Frankly, it is difficult to find anything to criticize: this disc is sensational from start to finish and sets an artistic standard that is rarely achieved in commercial recordings.  One of the most satisfying aspects is the obvious care and intelligence with which the arias were chosen, representing a broad spectrum of music from the nineteenth century, with particular emphasis on the latter decades when lower female voices came more into fashion – particularly in France.  Historically, the high soprano voice tended to dominate the attentions of audiences and the imaginations of composers from Vivaldi through Verdi.  There were a few noteworthy mezzo roles composed during the bel canto period, but prior to that time, the lower registers of the female voice were seldom a focus for composers.  These are generalizations, of course, but no one can argue that assembling a program of plum arias for contralto is significantly more challenging than for any other voice type.

It is especially pleasant that so many 'rare' arias have been included.  Alongside well-known selections from Bizet's Carmen and Saint-Saëns' Samson et Dalila, Lemieux convincingly portrays a wide variety of characters ranging from Cherubini's Neris (Médée), through the title character in Massenet's Hérodiade and Halévy's Odette (Charles VI), to Clytemnestre from Wormser's ultra-rare, award-winning cantata ('Premier Grand Prix de Rome') of the same name.  In each scene, Lemieux offers a detailed, vibrant characterization that transcends the notes on the page.  The polished command she displays through dynamic modulations and textual phrasing, alone, is worth the price of the disc.  Her French sounds faultlessly idiomatic, and it's easy to understand the texts, since her diction is superb in every register and at every dynamic level.  She vividly depicts Hérodiade's unwavering demands for vengeance, Mignon's innocence, Charlotte's lovelorn desperation, and both Carmen and Dalila's overt sensuality.

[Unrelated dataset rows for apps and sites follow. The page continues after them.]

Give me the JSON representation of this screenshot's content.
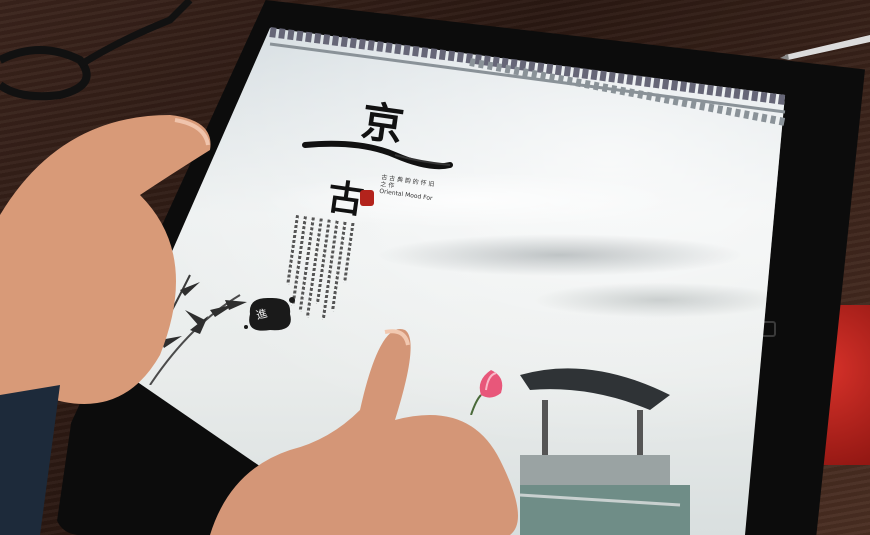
{
  "scene": {
    "screen_title_chars": [
      "京",
      "古"
    ],
    "subtitle_lines": [
      "古 古 典 韵 的 怀 旧 之 作",
      "Oriental Mood For"
    ],
    "ink_button_label": "進",
    "colors": {
      "desk": "#2a1812",
      "tablet_bezel": "#0c0c0c",
      "screen_sky": "#e9eceb",
      "seal_red": "#b3231c",
      "lotus_pink": "#e8577a",
      "skin": "#d89a78",
      "red_object": "#c5281f"
    },
    "icons": [
      "reading-glasses-icon",
      "pen-icon",
      "bamboo-icon",
      "lotus-icon",
      "pavilion-icon",
      "seal-icon"
    ]
  }
}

Such beguiling interpretations would not be possible without a secure singing technique, and Lemieux betrays no weaknesses.  The voice is absolutely even from top to bottom, the registers are well integrated, and she can access both dynamic extremes throughout her range.  Her passagework is clean, and she offers both a fine trill and superb breath-control.  Best of all, Lemieux's charismatic personality imbues each of her roles with grace and dignity.  The latter is especially welcome in the two arias by Berlioz, both of which are intensely moving.  And as if to throw a sudden spotlight on a completely different aspect of her personality, Lemieux includes a 'bonus' selection from Offenbach's La fille du Tambour-major.  There is no documentation for this light-hearted 'encore' performance, and I almost missed it, since it is embedded within the final track after a long pause of silence.

Conductor Fabien Gabel finds just the right mood for each selection, and faithfully supports Lemieux while avoiding being reduced to mere accompanist.  He leads the Orchestre National de France with strength and an excellent feel for the individual flavors and personalities of the different composers.  The instrumentalists bring out the many colors in these fascinating scores, and offer admirable solo turns when required; Philippe Hanon's bassoon solos in the lengthy, mesmerizing aria from Cherubini's Médée are particularly impressive.  I cannot recommend this disc highly enough.  It will easily make my list for 'Best of the Year'.


By David Laviska